Problem statement
A set of records appears below. Print them all, word for word.

Provided records
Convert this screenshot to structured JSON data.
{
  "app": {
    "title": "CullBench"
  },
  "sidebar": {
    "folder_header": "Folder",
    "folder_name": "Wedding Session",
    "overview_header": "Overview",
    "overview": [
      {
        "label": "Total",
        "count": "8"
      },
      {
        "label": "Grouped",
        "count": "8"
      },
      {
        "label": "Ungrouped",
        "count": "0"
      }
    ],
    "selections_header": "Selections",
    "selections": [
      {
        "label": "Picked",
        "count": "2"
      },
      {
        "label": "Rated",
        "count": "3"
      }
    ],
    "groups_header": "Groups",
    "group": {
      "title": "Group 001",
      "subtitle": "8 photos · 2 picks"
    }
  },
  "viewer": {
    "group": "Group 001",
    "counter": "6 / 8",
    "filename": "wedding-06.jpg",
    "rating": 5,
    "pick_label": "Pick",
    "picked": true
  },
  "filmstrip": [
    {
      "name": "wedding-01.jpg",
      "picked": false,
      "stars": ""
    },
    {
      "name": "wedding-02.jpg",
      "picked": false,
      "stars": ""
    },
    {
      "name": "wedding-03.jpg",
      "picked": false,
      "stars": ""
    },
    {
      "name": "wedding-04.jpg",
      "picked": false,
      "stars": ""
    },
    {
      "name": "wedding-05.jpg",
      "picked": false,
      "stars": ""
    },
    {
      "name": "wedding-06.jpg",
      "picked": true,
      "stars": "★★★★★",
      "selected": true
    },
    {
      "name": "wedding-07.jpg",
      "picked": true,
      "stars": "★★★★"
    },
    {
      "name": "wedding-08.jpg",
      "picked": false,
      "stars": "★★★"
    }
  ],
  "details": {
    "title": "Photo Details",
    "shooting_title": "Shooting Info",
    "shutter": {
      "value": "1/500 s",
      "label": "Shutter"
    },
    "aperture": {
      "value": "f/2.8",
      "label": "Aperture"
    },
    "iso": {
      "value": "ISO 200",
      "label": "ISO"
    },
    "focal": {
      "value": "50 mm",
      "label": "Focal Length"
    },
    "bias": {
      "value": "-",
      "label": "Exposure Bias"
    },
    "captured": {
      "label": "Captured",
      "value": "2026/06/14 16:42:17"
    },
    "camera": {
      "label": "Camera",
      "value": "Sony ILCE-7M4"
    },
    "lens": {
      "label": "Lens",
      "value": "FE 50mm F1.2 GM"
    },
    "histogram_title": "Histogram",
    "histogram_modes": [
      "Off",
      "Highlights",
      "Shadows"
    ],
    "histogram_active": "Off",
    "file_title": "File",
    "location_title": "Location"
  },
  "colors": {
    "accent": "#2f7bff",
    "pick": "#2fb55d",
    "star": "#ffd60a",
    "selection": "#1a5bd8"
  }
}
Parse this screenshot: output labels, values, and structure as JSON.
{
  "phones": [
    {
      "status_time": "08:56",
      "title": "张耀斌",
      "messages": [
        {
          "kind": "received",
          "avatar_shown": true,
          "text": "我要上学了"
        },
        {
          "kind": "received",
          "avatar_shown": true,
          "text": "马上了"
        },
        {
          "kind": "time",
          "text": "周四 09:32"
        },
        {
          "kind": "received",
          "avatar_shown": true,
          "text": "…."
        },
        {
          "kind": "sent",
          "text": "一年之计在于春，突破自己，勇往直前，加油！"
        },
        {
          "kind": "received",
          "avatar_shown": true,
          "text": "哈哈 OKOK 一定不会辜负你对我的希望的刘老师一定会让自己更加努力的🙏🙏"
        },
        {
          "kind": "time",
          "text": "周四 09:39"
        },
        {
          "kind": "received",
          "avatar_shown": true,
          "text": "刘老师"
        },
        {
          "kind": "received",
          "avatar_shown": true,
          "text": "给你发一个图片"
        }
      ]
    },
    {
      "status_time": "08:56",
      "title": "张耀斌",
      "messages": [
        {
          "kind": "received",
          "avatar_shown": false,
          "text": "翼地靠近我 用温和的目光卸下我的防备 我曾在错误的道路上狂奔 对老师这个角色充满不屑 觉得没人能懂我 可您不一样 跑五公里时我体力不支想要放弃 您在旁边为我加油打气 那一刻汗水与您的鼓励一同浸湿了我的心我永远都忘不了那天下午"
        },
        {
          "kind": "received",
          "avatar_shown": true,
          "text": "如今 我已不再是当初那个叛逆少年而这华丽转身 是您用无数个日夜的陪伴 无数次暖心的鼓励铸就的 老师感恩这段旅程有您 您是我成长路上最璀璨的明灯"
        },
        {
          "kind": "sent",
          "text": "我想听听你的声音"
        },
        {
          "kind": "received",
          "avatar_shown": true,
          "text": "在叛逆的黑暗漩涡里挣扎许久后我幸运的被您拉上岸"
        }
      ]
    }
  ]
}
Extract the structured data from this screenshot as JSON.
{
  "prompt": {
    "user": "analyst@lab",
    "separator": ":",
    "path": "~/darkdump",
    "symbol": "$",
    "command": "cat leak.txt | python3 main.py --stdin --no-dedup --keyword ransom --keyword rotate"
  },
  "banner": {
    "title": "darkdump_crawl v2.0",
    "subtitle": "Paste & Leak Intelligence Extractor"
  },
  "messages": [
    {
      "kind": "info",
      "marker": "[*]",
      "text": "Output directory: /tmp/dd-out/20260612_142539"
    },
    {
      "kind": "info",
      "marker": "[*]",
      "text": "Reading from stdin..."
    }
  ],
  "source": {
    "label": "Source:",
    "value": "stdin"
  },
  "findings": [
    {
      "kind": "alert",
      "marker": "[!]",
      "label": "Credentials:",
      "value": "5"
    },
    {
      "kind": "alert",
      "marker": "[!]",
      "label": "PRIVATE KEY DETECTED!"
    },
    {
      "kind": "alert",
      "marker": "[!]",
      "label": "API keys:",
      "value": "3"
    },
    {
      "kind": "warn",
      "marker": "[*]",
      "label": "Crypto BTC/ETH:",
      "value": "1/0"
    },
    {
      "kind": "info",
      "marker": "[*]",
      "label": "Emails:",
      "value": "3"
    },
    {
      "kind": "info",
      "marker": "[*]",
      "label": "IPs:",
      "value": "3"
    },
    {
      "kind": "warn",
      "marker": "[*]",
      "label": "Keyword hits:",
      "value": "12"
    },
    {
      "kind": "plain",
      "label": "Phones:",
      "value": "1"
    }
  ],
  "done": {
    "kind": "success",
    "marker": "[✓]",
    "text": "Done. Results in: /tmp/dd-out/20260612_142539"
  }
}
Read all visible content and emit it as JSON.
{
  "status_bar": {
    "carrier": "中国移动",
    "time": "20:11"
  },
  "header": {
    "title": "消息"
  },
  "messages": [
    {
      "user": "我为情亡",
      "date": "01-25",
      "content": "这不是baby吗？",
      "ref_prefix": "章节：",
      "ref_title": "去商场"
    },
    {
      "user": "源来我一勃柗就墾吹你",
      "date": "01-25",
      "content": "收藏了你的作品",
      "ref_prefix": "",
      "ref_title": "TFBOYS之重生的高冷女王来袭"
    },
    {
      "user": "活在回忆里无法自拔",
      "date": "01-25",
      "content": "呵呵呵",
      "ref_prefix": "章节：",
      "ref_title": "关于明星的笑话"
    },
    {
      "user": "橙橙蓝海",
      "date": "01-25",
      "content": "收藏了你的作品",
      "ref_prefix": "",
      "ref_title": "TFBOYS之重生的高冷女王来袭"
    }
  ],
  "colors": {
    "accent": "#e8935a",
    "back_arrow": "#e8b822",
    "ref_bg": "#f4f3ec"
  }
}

Exercise output
Convert this screenshot to structured JSON data.
{
  "app": {
    "title": "CullBench"
  },
  "sidebar": {
    "folder_header": "Folder",
    "folder_name": "Wedding Session",
    "overview_header": "Overview",
    "overview": [
      {
        "label": "Total",
        "count": "8"
      },
      {
        "label": "Grouped",
        "count": "8"
      },
      {
        "label": "Ungrouped",
        "count": "0"
      }
    ],
    "selections_header": "Selections",
    "selections": [
      {
        "label": "Picked",
        "count": "2"
      },
      {
        "label": "Rated",
        "count": "3"
      }
    ],
    "groups_header": "Groups",
    "group": {
      "title": "Group 001",
      "subtitle": "8 photos · 2 picks"
    }
  },
  "viewer": {
    "group": "Group 001",
    "counter": "6 / 8",
    "filename": "wedding-06.jpg",
    "rating": 5,
    "pick_label": "Pick",
    "picked": true
  },
  "filmstrip": [
    {
      "name": "wedding-01.jpg",
      "picked": false,
      "stars": ""
    },
    {
      "name": "wedding-02.jpg",
      "picked": false,
      "stars": ""
    },
    {
      "name": "wedding-03.jpg",
      "picked": false,
      "stars": ""
    },
    {
      "name": "wedding-04.jpg",
      "picked": false,
      "stars": ""
    },
    {
      "name": "wedding-05.jpg",
      "picked": false,
      "stars": ""
    },
    {
      "name": "wedding-06.jpg",
      "picked": true,
      "stars": "★★★★★",
      "selected": true
    },
    {
      "name": "wedding-07.jpg",
      "picked": true,
      "stars": "★★★★"
    },
    {
      "name": "wedding-08.jpg",
      "picked": false,
      "stars": "★★★"
    }
  ],
  "details": {
    "title": "Photo Details",
    "shooting_title": "Shooting Info",
    "shutter": {
      "value": "1/500 s",
      "label": "Shutter"
    },
    "aperture": {
      "value": "f/2.8",
      "label": "Aperture"
    },
    "iso": {
      "value": "ISO 200",
      "label": "ISO"
    },
    "focal": {
      "value": "50 mm",
      "label": "Focal Length"
    },
    "bias": {
      "value": "-",
      "label": "Exposure Bias"
    },
    "captured": {
      "label": "Captured",
      "value": "2026/06/14 16:42:17"
    },
    "camera": {
      "label": "Camera",
      "value": "Sony ILCE-7M4"
    },
    "lens": {
      "label": "Lens",
      "value": "FE 50mm F1.2 GM"
    },
    "histogram_title": "Histogram",
    "histogram_modes": [
      "Off",
      "Highlights",
      "Shadows"
    ],
    "histogram_active": "Off",
    "file_title": "File",
    "location_title": "Location"
  },
  "colors": {
    "accent": "#2f7bff",
    "pick": "#2fb55d",
    "star": "#ffd60a",
    "selection": "#1a5bd8"
  }
}
Parse this screenshot: output labels, values, and structure as JSON.
{
  "phones": [
    {
      "status_time": "08:56",
      "title": "张耀斌",
      "messages": [
        {
          "kind": "received",
          "avatar_shown": true,
          "text": "我要上学了"
        },
        {
          "kind": "received",
          "avatar_shown": true,
          "text": "马上了"
        },
        {
          "kind": "time",
          "text": "周四 09:32"
        },
        {
          "kind": "received",
          "avatar_shown": true,
          "text": "…."
        },
        {
          "kind": "sent",
          "text": "一年之计在于春，突破自己，勇往直前，加油！"
        },
        {
          "kind": "received",
          "avatar_shown": true,
          "text": "哈哈 OKOK 一定不会辜负你对我的希望的刘老师一定会让自己更加努力的🙏🙏"
        },
        {
          "kind": "time",
          "text": "周四 09:39"
        },
        {
          "kind": "received",
          "avatar_shown": true,
          "text": "刘老师"
        },
        {
          "kind": "received",
          "avatar_shown": true,
          "text": "给你发一个图片"
        }
      ]
    },
    {
      "status_time": "08:56",
      "title": "张耀斌",
      "messages": [
        {
          "kind": "received",
          "avatar_shown": false,
          "text": "翼地靠近我 用温和的目光卸下我的防备 我曾在错误的道路上狂奔 对老师这个角色充满不屑 觉得没人能懂我 可您不一样 跑五公里时我体力不支想要放弃 您在旁边为我加油打气 那一刻汗水与您的鼓励一同浸湿了我的心我永远都忘不了那天下午"
        },
        {
          "kind": "received",
          "avatar_shown": true,
          "text": "如今 我已不再是当初那个叛逆少年而这华丽转身 是您用无数个日夜的陪伴 无数次暖心的鼓励铸就的 老师感恩这段旅程有您 您是我成长路上最璀璨的明灯"
        },
        {
          "kind": "sent",
          "text": "我想听听你的声音"
        },
        {
          "kind": "received",
          "avatar_shown": true,
          "text": "在叛逆的黑暗漩涡里挣扎许久后我幸运的被您拉上岸"
        }
      ]
    }
  ]
}
Extract the structured data from this screenshot as JSON.
{
  "prompt": {
    "user": "analyst@lab",
    "separator": ":",
    "path": "~/darkdump",
    "symbol": "$",
    "command": "cat leak.txt | python3 main.py --stdin --no-dedup --keyword ransom --keyword rotate"
  },
  "banner": {
    "title": "darkdump_crawl v2.0",
    "subtitle": "Paste & Leak Intelligence Extractor"
  },
  "messages": [
    {
      "kind": "info",
      "marker": "[*]",
      "text": "Output directory: /tmp/dd-out/20260612_142539"
    },
    {
      "kind": "info",
      "marker": "[*]",
      "text": "Reading from stdin..."
    }
  ],
  "source": {
    "label": "Source:",
    "value": "stdin"
  },
  "findings": [
    {
      "kind": "alert",
      "marker": "[!]",
      "label": "Credentials:",
      "value": "5"
    },
    {
      "kind": "alert",
      "marker": "[!]",
      "label": "PRIVATE KEY DETECTED!"
    },
    {
      "kind": "alert",
      "marker": "[!]",
      "label": "API keys:",
      "value": "3"
    },
    {
      "kind": "warn",
      "marker": "[*]",
      "label": "Crypto BTC/ETH:",
      "value": "1/0"
    },
    {
      "kind": "info",
      "marker": "[*]",
      "label": "Emails:",
      "value": "3"
    },
    {
      "kind": "info",
      "marker": "[*]",
      "label": "IPs:",
      "value": "3"
    },
    {
      "kind": "warn",
      "marker": "[*]",
      "label": "Keyword hits:",
      "value": "12"
    },
    {
      "kind": "plain",
      "label": "Phones:",
      "value": "1"
    }
  ],
  "done": {
    "kind": "success",
    "marker": "[✓]",
    "text": "Done. Results in: /tmp/dd-out/20260612_142539"
  }
}
Read all visible content and emit it as JSON.
{
  "status_bar": {
    "carrier": "中国移动",
    "time": "20:11"
  },
  "header": {
    "title": "消息"
  },
  "messages": [
    {
      "user": "我为情亡",
      "date": "01-25",
      "content": "这不是baby吗？",
      "ref_prefix": "章节：",
      "ref_title": "去商场"
    },
    {
      "user": "源来我一勃柗就墾吹你",
      "date": "01-25",
      "content": "收藏了你的作品",
      "ref_prefix": "",
      "ref_title": "TFBOYS之重生的高冷女王来袭"
    },
    {
      "user": "活在回忆里无法自拔",
      "date": "01-25",
      "content": "呵呵呵",
      "ref_prefix": "章节：",
      "ref_title": "关于明星的笑话"
    },
    {
      "user": "橙橙蓝海",
      "date": "01-25",
      "content": "收藏了你的作品",
      "ref_prefix": "",
      "ref_title": "TFBOYS之重生的高冷女王来袭"
    }
  ],
  "colors": {
    "accent": "#e8935a",
    "back_arrow": "#e8b822",
    "ref_bg": "#f4f3ec"
  }
}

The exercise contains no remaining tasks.